═══ RECORDS TO USE

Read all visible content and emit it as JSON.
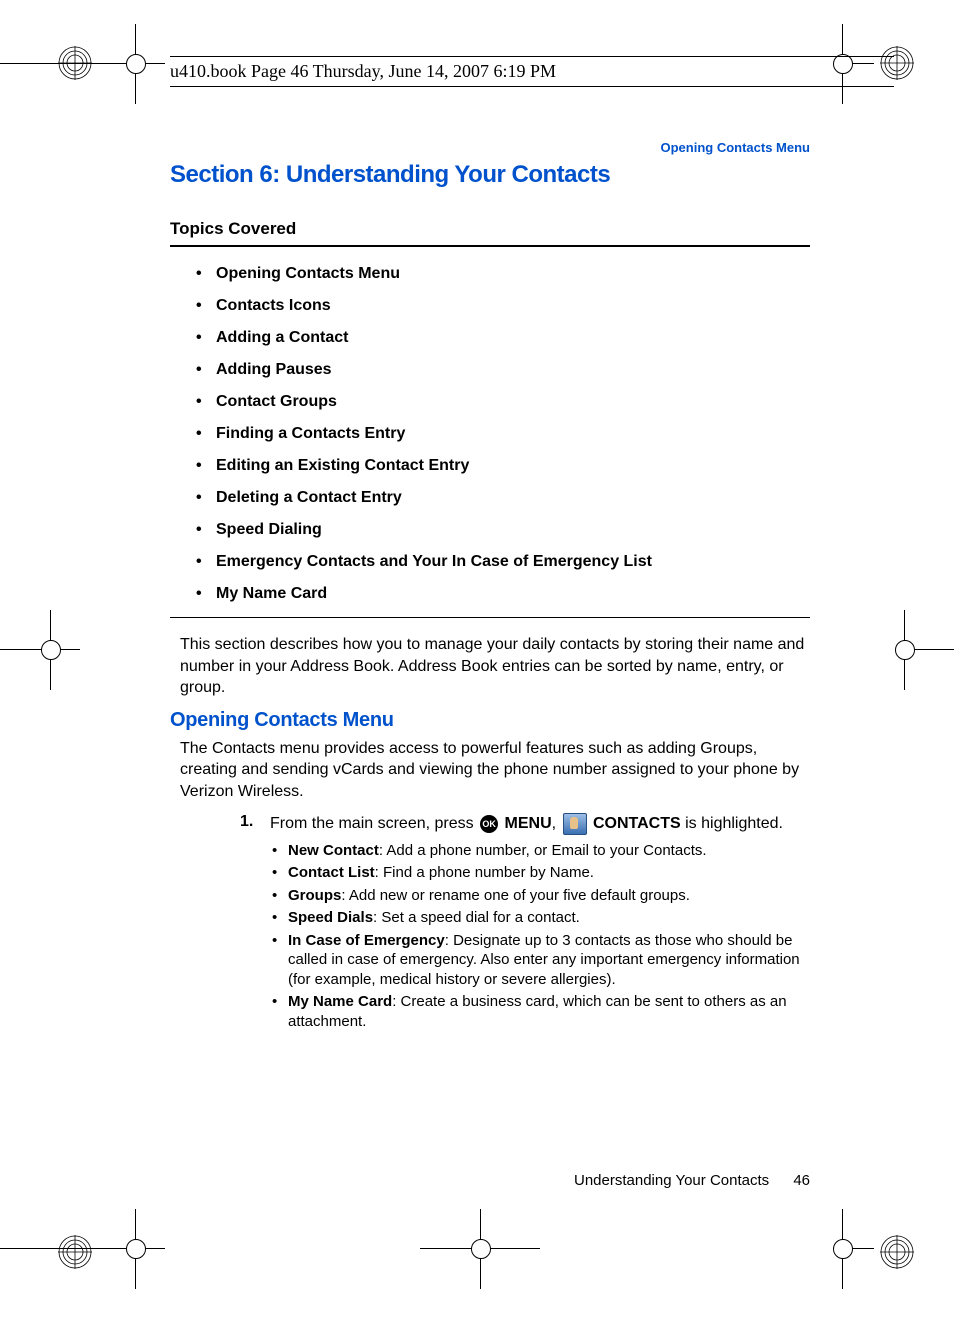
{
  "print_header": "u410.book  Page 46  Thursday, June 14, 2007  6:19 PM",
  "running_head": "Opening Contacts Menu",
  "section_title": "Section 6: Understanding Your Contacts",
  "topics_label": "Topics Covered",
  "topics": [
    "Opening Contacts Menu",
    "Contacts Icons",
    "Adding a Contact",
    "Adding Pauses",
    "Contact Groups",
    "Finding a Contacts Entry",
    "Editing an Existing Contact Entry",
    "Deleting a Contact Entry",
    "Speed Dialing",
    "Emergency Contacts and Your In Case of Emergency List",
    "My Name Card"
  ],
  "intro": "This section describes how you to manage your daily contacts by storing their name and number in your Address Book. Address Book entries can be sorted by name, entry, or group.",
  "subhead": "Opening Contacts Menu",
  "sub_intro": "The Contacts menu provides access to powerful features such as adding Groups, creating and sending vCards and viewing the phone number assigned to your phone by Verizon Wireless.",
  "step": {
    "num": "1.",
    "pre": "From the main screen, press ",
    "menu": " MENU",
    "sep": ", ",
    "contacts": " CONTACTS",
    "post": " is highlighted."
  },
  "bullets": [
    {
      "b": "New Contact",
      "t": ": Add a phone number, or Email to your Contacts."
    },
    {
      "b": "Contact List",
      "t": ": Find a phone number by Name."
    },
    {
      "b": "Groups",
      "t": ": Add new or rename one of your five default groups."
    },
    {
      "b": "Speed Dials",
      "t": ": Set a speed dial for a contact."
    },
    {
      "b": "In Case of Emergency",
      "t": ": Designate up to 3 contacts as those who should be called in case of emergency. Also enter any important emergency information (for example, medical history or severe allergies)."
    },
    {
      "b": "My Name Card",
      "t": ": Create a business card, which can be sent to others as an attachment."
    }
  ],
  "footer_text": "Understanding Your Contacts",
  "footer_page": "46"
}
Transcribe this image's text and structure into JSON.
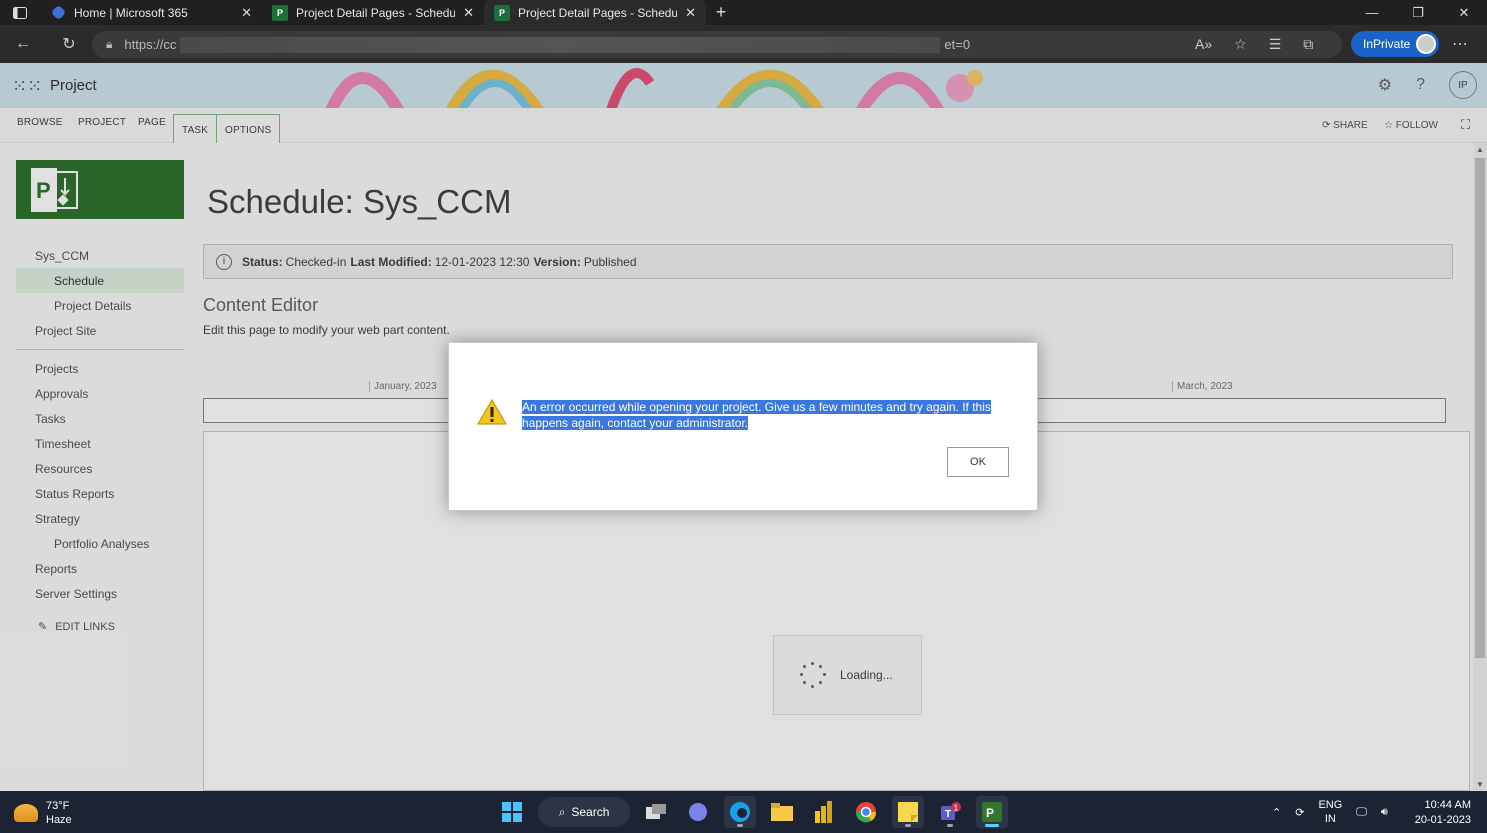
{
  "browser": {
    "tabs": [
      {
        "title": "Home | Microsoft 365",
        "active": false
      },
      {
        "title": "Project Detail Pages - Schedule",
        "active": false
      },
      {
        "title": "Project Detail Pages - Schedule",
        "active": true
      }
    ],
    "url_start": "https://cc",
    "url_end": "et=0",
    "inprivate_label": "InPrivate"
  },
  "suite": {
    "app_name": "Project",
    "avatar_initials": "IP"
  },
  "ribbon": {
    "tabs": [
      "BROWSE",
      "PROJECT",
      "PAGE",
      "TASK",
      "OPTIONS"
    ],
    "share": "SHARE",
    "follow": "FOLLOW"
  },
  "leftnav": {
    "items": [
      {
        "label": "Sys_CCM"
      },
      {
        "label": "Schedule",
        "selected": true
      },
      {
        "label": "Project Details"
      },
      {
        "label": "Project Site"
      }
    ],
    "items2": [
      {
        "label": "Projects"
      },
      {
        "label": "Approvals"
      },
      {
        "label": "Tasks"
      },
      {
        "label": "Timesheet"
      },
      {
        "label": "Resources"
      },
      {
        "label": "Status Reports"
      },
      {
        "label": "Strategy"
      },
      {
        "label": "Portfolio Analyses"
      },
      {
        "label": "Reports"
      },
      {
        "label": "Server Settings"
      }
    ],
    "edit_links": "EDIT LINKS"
  },
  "main": {
    "title": "Schedule: Sys_CCM",
    "status": {
      "status_label": "Status:",
      "status_value": "Checked-in",
      "modified_label": "Last Modified:",
      "modified_value": "12-01-2023 12:30",
      "version_label": "Version:",
      "version_value": "Published"
    },
    "content_editor_title": "Content Editor",
    "content_editor_desc": "Edit this page to modify your web part content.",
    "timeline_labels": [
      "January, 2023",
      "March, 2023"
    ],
    "loading": "Loading..."
  },
  "dialog": {
    "message": "An error occurred while opening your project. Give us a few minutes and try again. If this happens again, contact your administrator.",
    "ok_label": "OK"
  },
  "taskbar": {
    "temperature": "73°F",
    "weather": "Haze",
    "search_label": "Search",
    "lang_top": "ENG",
    "lang_bottom": "IN",
    "time": "10:44 AM",
    "date": "20-01-2023",
    "teams_badge": "1"
  },
  "colors": {
    "project_green": "#31752f",
    "selection_blue": "#3a78e0",
    "inprivate_blue": "#1a62c7"
  }
}
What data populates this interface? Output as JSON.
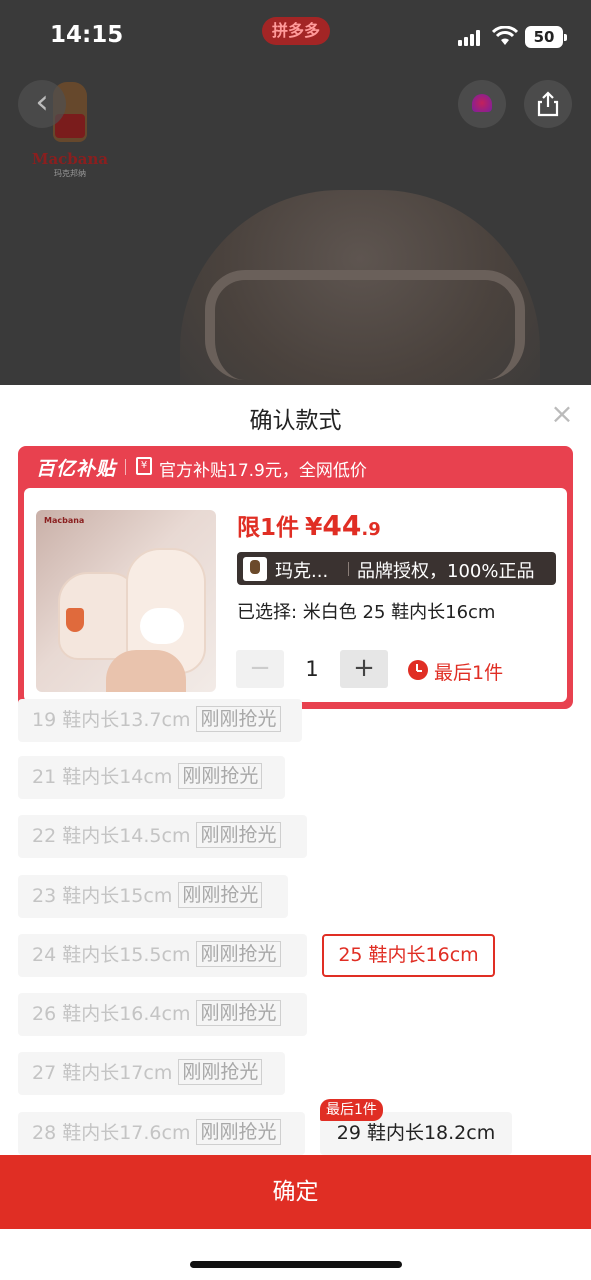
{
  "status_bar": {
    "time": "14:15",
    "app_badge": "拼多多",
    "battery": "50"
  },
  "header": {
    "brand_logo_text": "Macbana",
    "brand_logo_sub": "玛克邦纳",
    "back_icon": "chevron-left-icon",
    "share_icon": "share-icon"
  },
  "sheet": {
    "title": "确认款式",
    "close_icon": "×"
  },
  "promo": {
    "logo": "百亿补贴",
    "text": "官方补贴17.9元，全网低价"
  },
  "product": {
    "limit_label": "限1件",
    "currency": "¥",
    "price_int": "44",
    "price_dec": ".9",
    "brand_name": "玛克...",
    "auth_text": "品牌授权，100%正品",
    "selected_text": "已选择: 米白色 25 鞋内长16cm",
    "minus": "−",
    "quantity": "1",
    "plus": "+",
    "stock_note": "最后1件"
  },
  "sizes": {
    "soldout_label": "刚刚抢光",
    "s19": "19 鞋内长13.7cm",
    "s21": "21 鞋内长14cm",
    "s22": "22 鞋内长14.5cm",
    "s23": "23 鞋内长15cm",
    "s24": "24 鞋内长15.5cm",
    "s25": "25 鞋内长16cm",
    "s26": "26 鞋内长16.4cm",
    "s27": "27 鞋内长17cm",
    "s28": "28 鞋内长17.6cm",
    "s29": "29 鞋内长18.2cm",
    "s29_tag": "最后1件"
  },
  "footer": {
    "confirm_label": "确定"
  },
  "colors": {
    "accent": "#e02e24",
    "promo": "#e8414f",
    "backdrop": "#3a3a3a"
  }
}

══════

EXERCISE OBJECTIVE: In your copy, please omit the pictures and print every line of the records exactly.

EXERCISE RESULT:
Read all visible content and emit it as JSON.
{
  "print_header": "u410.book  Page 46  Thursday, June 14, 2007  6:19 PM",
  "running_head": "Opening Contacts Menu",
  "section_title": "Section 6: Understanding Your Contacts",
  "topics_label": "Topics Covered",
  "topics": [
    "Opening Contacts Menu",
    "Contacts Icons",
    "Adding a Contact",
    "Adding Pauses",
    "Contact Groups",
    "Finding a Contacts Entry",
    "Editing an Existing Contact Entry",
    "Deleting a Contact Entry",
    "Speed Dialing",
    "Emergency Contacts and Your In Case of Emergency List",
    "My Name Card"
  ],
  "intro": "This section describes how you to manage your daily contacts by storing their name and number in your Address Book. Address Book entries can be sorted by name, entry, or group.",
  "subhead": "Opening Contacts Menu",
  "sub_intro": "The Contacts menu provides access to powerful features such as adding Groups, creating and sending vCards and viewing the phone number assigned to your phone by Verizon Wireless.",
  "step": {
    "num": "1.",
    "pre": "From the main screen, press ",
    "menu": " MENU",
    "sep": ", ",
    "contacts": " CONTACTS",
    "post": " is highlighted."
  },
  "bullets": [
    {
      "b": "New Contact",
      "t": ": Add a phone number, or Email to your Contacts."
    },
    {
      "b": "Contact List",
      "t": ": Find a phone number by Name."
    },
    {
      "b": "Groups",
      "t": ": Add new or rename one of your five default groups."
    },
    {
      "b": "Speed Dials",
      "t": ": Set a speed dial for a contact."
    },
    {
      "b": "In Case of Emergency",
      "t": ": Designate up to 3 contacts as those who should be called in case of emergency. Also enter any important emergency information (for example, medical history or severe allergies)."
    },
    {
      "b": "My Name Card",
      "t": ": Create a business card, which can be sent to others as an attachment."
    }
  ],
  "footer_text": "Understanding Your Contacts",
  "footer_page": "46"
}
Transcribe this image's text and structure into JSON.
{
  "browser": {
    "tabs": [
      {
        "title": "Home | Microsoft 365",
        "active": false
      },
      {
        "title": "Project Detail Pages - Schedule",
        "active": false
      },
      {
        "title": "Project Detail Pages - Schedule",
        "active": true
      }
    ],
    "url_start": "https://cc",
    "url_end": "et=0",
    "inprivate_label": "InPrivate"
  },
  "suite": {
    "app_name": "Project",
    "avatar_initials": "IP"
  },
  "ribbon": {
    "tabs": [
      "BROWSE",
      "PROJECT",
      "PAGE",
      "TASK",
      "OPTIONS"
    ],
    "share": "SHARE",
    "follow": "FOLLOW"
  },
  "leftnav": {
    "items": [
      {
        "label": "Sys_CCM"
      },
      {
        "label": "Schedule",
        "selected": true
      },
      {
        "label": "Project Details"
      },
      {
        "label": "Project Site"
      }
    ],
    "items2": [
      {
        "label": "Projects"
      },
      {
        "label": "Approvals"
      },
      {
        "label": "Tasks"
      },
      {
        "label": "Timesheet"
      },
      {
        "label": "Resources"
      },
      {
        "label": "Status Reports"
      },
      {
        "label": "Strategy"
      },
      {
        "label": "Portfolio Analyses"
      },
      {
        "label": "Reports"
      },
      {
        "label": "Server Settings"
      }
    ],
    "edit_links": "EDIT LINKS"
  },
  "main": {
    "title": "Schedule: Sys_CCM",
    "status": {
      "status_label": "Status:",
      "status_value": "Checked-in",
      "modified_label": "Last Modified:",
      "modified_value": "12-01-2023 12:30",
      "version_label": "Version:",
      "version_value": "Published"
    },
    "content_editor_title": "Content Editor",
    "content_editor_desc": "Edit this page to modify your web part content.",
    "timeline_labels": [
      "January, 2023",
      "March, 2023"
    ],
    "loading": "Loading..."
  },
  "dialog": {
    "message": "An error occurred while opening your project. Give us a few minutes and try again. If this happens again, contact your administrator.",
    "ok_label": "OK"
  },
  "taskbar": {
    "temperature": "73°F",
    "weather": "Haze",
    "search_label": "Search",
    "lang_top": "ENG",
    "lang_bottom": "IN",
    "time": "10:44 AM",
    "date": "20-01-2023",
    "teams_badge": "1"
  },
  "colors": {
    "project_green": "#31752f",
    "selection_blue": "#3a78e0",
    "inprivate_blue": "#1a62c7"
  }
}
What data populates this interface? Output as JSON.
{
  "status_bar": {
    "time": "14:15",
    "app_badge": "拼多多",
    "battery": "50"
  },
  "header": {
    "brand_logo_text": "Macbana",
    "brand_logo_sub": "玛克邦纳",
    "back_icon": "chevron-left-icon",
    "share_icon": "share-icon"
  },
  "sheet": {
    "title": "确认款式",
    "close_icon": "×"
  },
  "promo": {
    "logo": "百亿补贴",
    "text": "官方补贴17.9元，全网低价"
  },
  "product": {
    "limit_label": "限1件",
    "currency": "¥",
    "price_int": "44",
    "price_dec": ".9",
    "brand_name": "玛克...",
    "auth_text": "品牌授权，100%正品",
    "selected_text": "已选择: 米白色 25 鞋内长16cm",
    "minus": "−",
    "quantity": "1",
    "plus": "+",
    "stock_note": "最后1件"
  },
  "sizes": {
    "soldout_label": "刚刚抢光",
    "s19": "19 鞋内长13.7cm",
    "s21": "21 鞋内长14cm",
    "s22": "22 鞋内长14.5cm",
    "s23": "23 鞋内长15cm",
    "s24": "24 鞋内长15.5cm",
    "s25": "25 鞋内长16cm",
    "s26": "26 鞋内长16.4cm",
    "s27": "27 鞋内长17cm",
    "s28": "28 鞋内长17.6cm",
    "s29": "29 鞋内长18.2cm",
    "s29_tag": "最后1件"
  },
  "footer": {
    "confirm_label": "确定"
  },
  "colors": {
    "accent": "#e02e24",
    "promo": "#e8414f",
    "backdrop": "#3a3a3a"
  }
}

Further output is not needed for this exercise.